%%
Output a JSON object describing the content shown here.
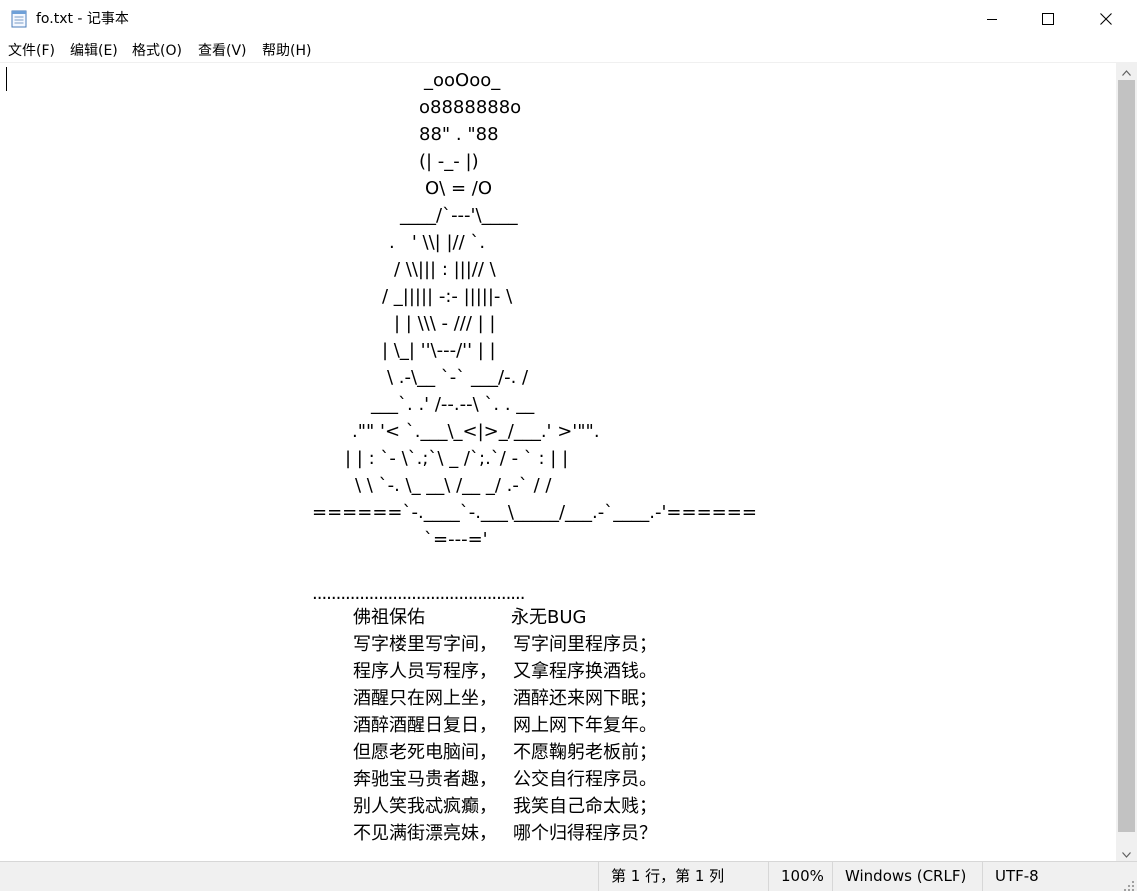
{
  "window": {
    "title": "fo.txt - 记事本",
    "icon": "notepad-icon",
    "controls": [
      "minimize-icon",
      "maximize-icon",
      "close-icon"
    ]
  },
  "menu": {
    "file": "文件(F)",
    "edit": "编辑(E)",
    "format": "格式(O)",
    "view": "查看(V)",
    "help": "帮助(H)"
  },
  "document": {
    "art": [
      "_ooOoo_",
      "o8888888o",
      "88\" . \"88",
      "(| -_- |)",
      "O\\ = /O",
      "____/`---'\\____",
      ".   ' \\\\| |// `.",
      "/ \\\\||| : |||// \\",
      "/ _||||| -:- |||||- \\",
      "| | \\\\\\ - /// | |",
      "| \\_| ''\\---/'' | |",
      "\\ .-\\__ `-` ___/-. /",
      "___`. .' /--.--\\ `. . __",
      ".\"\" '< `.___\\_<|>_/___.' >'\"\".",
      "| | : `- \\`.;`\\ _ /`;.`/ - ` : | |",
      "\\ \\ `-. \\_ __\\ /__ _/ .-` / /",
      "======`-.____`-.___\\_____/___.-`____.-'======",
      "`=---='"
    ],
    "dots": ".............................................",
    "poem": [
      [
        "佛祖保佑",
        "永无BUG"
      ],
      [
        "写字楼里写字间，",
        "写字间里程序员；"
      ],
      [
        "程序人员写程序，",
        "又拿程序换酒钱。"
      ],
      [
        "酒醒只在网上坐，",
        "酒醉还来网下眠；"
      ],
      [
        "酒醉酒醒日复日，",
        "网上网下年复年。"
      ],
      [
        "但愿老死电脑间，",
        "不愿鞠躬老板前；"
      ],
      [
        "奔驰宝马贵者趣，",
        "公交自行程序员。"
      ],
      [
        "别人笑我忒疯癫，",
        "我笑自己命太贱；"
      ],
      [
        "不见满街漂亮妹，",
        "哪个归得程序员？"
      ]
    ]
  },
  "status": {
    "position": "第 1 行，第 1 列",
    "zoom": "100%",
    "line_ending": "Windows (CRLF)",
    "encoding": "UTF-8"
  }
}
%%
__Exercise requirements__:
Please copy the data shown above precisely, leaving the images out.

__Answer to this problem__:
Output a JSON object describing the content shown here.
{
  "window": {
    "title": "fo.txt - 记事本",
    "icon": "notepad-icon",
    "controls": [
      "minimize-icon",
      "maximize-icon",
      "close-icon"
    ]
  },
  "menu": {
    "file": "文件(F)",
    "edit": "编辑(E)",
    "format": "格式(O)",
    "view": "查看(V)",
    "help": "帮助(H)"
  },
  "document": {
    "art": [
      "_ooOoo_",
      "o8888888o",
      "88\" . \"88",
      "(| -_- |)",
      "O\\ = /O",
      "____/`---'\\____",
      ".   ' \\\\| |// `.",
      "/ \\\\||| : |||// \\",
      "/ _||||| -:- |||||- \\",
      "| | \\\\\\ - /// | |",
      "| \\_| ''\\---/'' | |",
      "\\ .-\\__ `-` ___/-. /",
      "___`. .' /--.--\\ `. . __",
      ".\"\" '< `.___\\_<|>_/___.' >'\"\".",
      "| | : `- \\`.;`\\ _ /`;.`/ - ` : | |",
      "\\ \\ `-. \\_ __\\ /__ _/ .-` / /",
      "======`-.____`-.___\\_____/___.-`____.-'======",
      "`=---='"
    ],
    "dots": ".............................................",
    "poem": [
      [
        "佛祖保佑",
        "永无BUG"
      ],
      [
        "写字楼里写字间，",
        "写字间里程序员；"
      ],
      [
        "程序人员写程序，",
        "又拿程序换酒钱。"
      ],
      [
        "酒醒只在网上坐，",
        "酒醉还来网下眠；"
      ],
      [
        "酒醉酒醒日复日，",
        "网上网下年复年。"
      ],
      [
        "但愿老死电脑间，",
        "不愿鞠躬老板前；"
      ],
      [
        "奔驰宝马贵者趣，",
        "公交自行程序员。"
      ],
      [
        "别人笑我忒疯癫，",
        "我笑自己命太贱；"
      ],
      [
        "不见满街漂亮妹，",
        "哪个归得程序员？"
      ]
    ]
  },
  "status": {
    "position": "第 1 行，第 1 列",
    "zoom": "100%",
    "line_ending": "Windows (CRLF)",
    "encoding": "UTF-8"
  }
}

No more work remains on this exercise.